For me, Spider-Man is one of the most relatable superheroes of all time. Sure, Superman and Batman were pretty much the most popular superheroes of all time (they were the only heroes with big blockbuster movies at that time), but there was something relatable about Spider-Man that Stan Lee was able to touch upon with readers. Unlike Superman, who was an alien, and Batman, who was a billionaire, Spider-Man was like me. He was an average Joe, and at the time of his creation, had the same issues that teenagers were dealing with at the time; growing responsibilities, first time crushes, and of course, bodies that were changing.
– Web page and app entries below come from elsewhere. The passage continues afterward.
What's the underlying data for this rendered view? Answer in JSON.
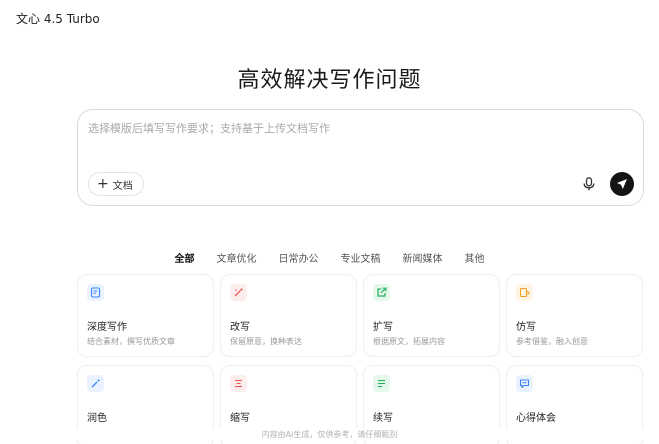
{
  "header": {
    "model_name": "文心 4.5 Turbo"
  },
  "hero": {
    "title": "高效解决写作问题"
  },
  "input": {
    "placeholder": "选择模版后填写写作要求；支持基于上传文档写作",
    "doc_button_label": "文档",
    "plus_glyph": "+"
  },
  "tabs": [
    {
      "label": "全部",
      "active": true
    },
    {
      "label": "文章优化",
      "active": false
    },
    {
      "label": "日常办公",
      "active": false
    },
    {
      "label": "专业文稿",
      "active": false
    },
    {
      "label": "新闻媒体",
      "active": false
    },
    {
      "label": "其他",
      "active": false
    }
  ],
  "cards": [
    {
      "title": "深度写作",
      "desc": "结合素材，撰写优质文章",
      "icon": "doc-edit-icon",
      "color": "#3b82f6",
      "bg": "#eaf2ff"
    },
    {
      "title": "改写",
      "desc": "保留原意，换种表达",
      "icon": "magic-wand-icon",
      "color": "#ef5a5a",
      "bg": "#fdeeee"
    },
    {
      "title": "扩写",
      "desc": "根据原文，拓展内容",
      "icon": "expand-icon",
      "color": "#22b15a",
      "bg": "#e6f7ec"
    },
    {
      "title": "仿写",
      "desc": "参考借鉴，融入创意",
      "icon": "copy-edit-icon",
      "color": "#f0a020",
      "bg": "#fdf4e3"
    },
    {
      "title": "润色",
      "desc": "",
      "icon": "polish-wand-icon",
      "color": "#3b82f6",
      "bg": "#eaf2ff"
    },
    {
      "title": "缩写",
      "desc": "",
      "icon": "shrink-lines-icon",
      "color": "#ef5a5a",
      "bg": "#fdeeee"
    },
    {
      "title": "续写",
      "desc": "",
      "icon": "continue-lines-icon",
      "color": "#22b15a",
      "bg": "#e6f7ec"
    },
    {
      "title": "心得体会",
      "desc": "",
      "icon": "chat-bubble-icon",
      "color": "#3b82f6",
      "bg": "#eaf2ff"
    }
  ],
  "footer": {
    "disclaimer": "内容由AI生成，仅供参考，请仔细甄别"
  }
}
For teenagers that first read Spider-Man at that time, they also got to grow up with Peter Parker, follow him to college, deal with heartbreak, and walk down the aisle to marriage (and then later make a deal with the devil erasing that marriage to save Aunt May).
When Stan Lee created the X-Men, the Civil Rights Movement was in full swing; mutants were the persecuted, and humans the oppressors, Professor Charles Xavier was an allegory for Martin Luther King Jr. and Magneto was one for Malcolm X. He had that ability to just tap into the pulse of what was going on at the time and put it into his work, and the ability to update it for modern times.
His legacy is everywhere to the point that I feel like I’m going to keep tripping over myself trying to explain it all. He got to live to see his empire rise, almost fall, and then rise to heights not imagined to the point where his characters are pretty much the mainstream norm now. The Marvel Cinematic Universe wouldn’t exist without the characters that he helped created: Thor, Iron Man, and the Hulk to name a few. His influence on so many creative people in the entertainment industry is boundless, and many actors working in Hollywood today owe their success to the characters that helped launch them (Tom Holland and Chris Hemsworth), and in other cases resurrected their career (Robert Downey Jr.). He created a hero/villain combo in Spider-Man & Green Goblin that rivals Batman & the Joker. Most importantly though, he created heroes that we as mere mortals could relate to.
Excelsior, true believers.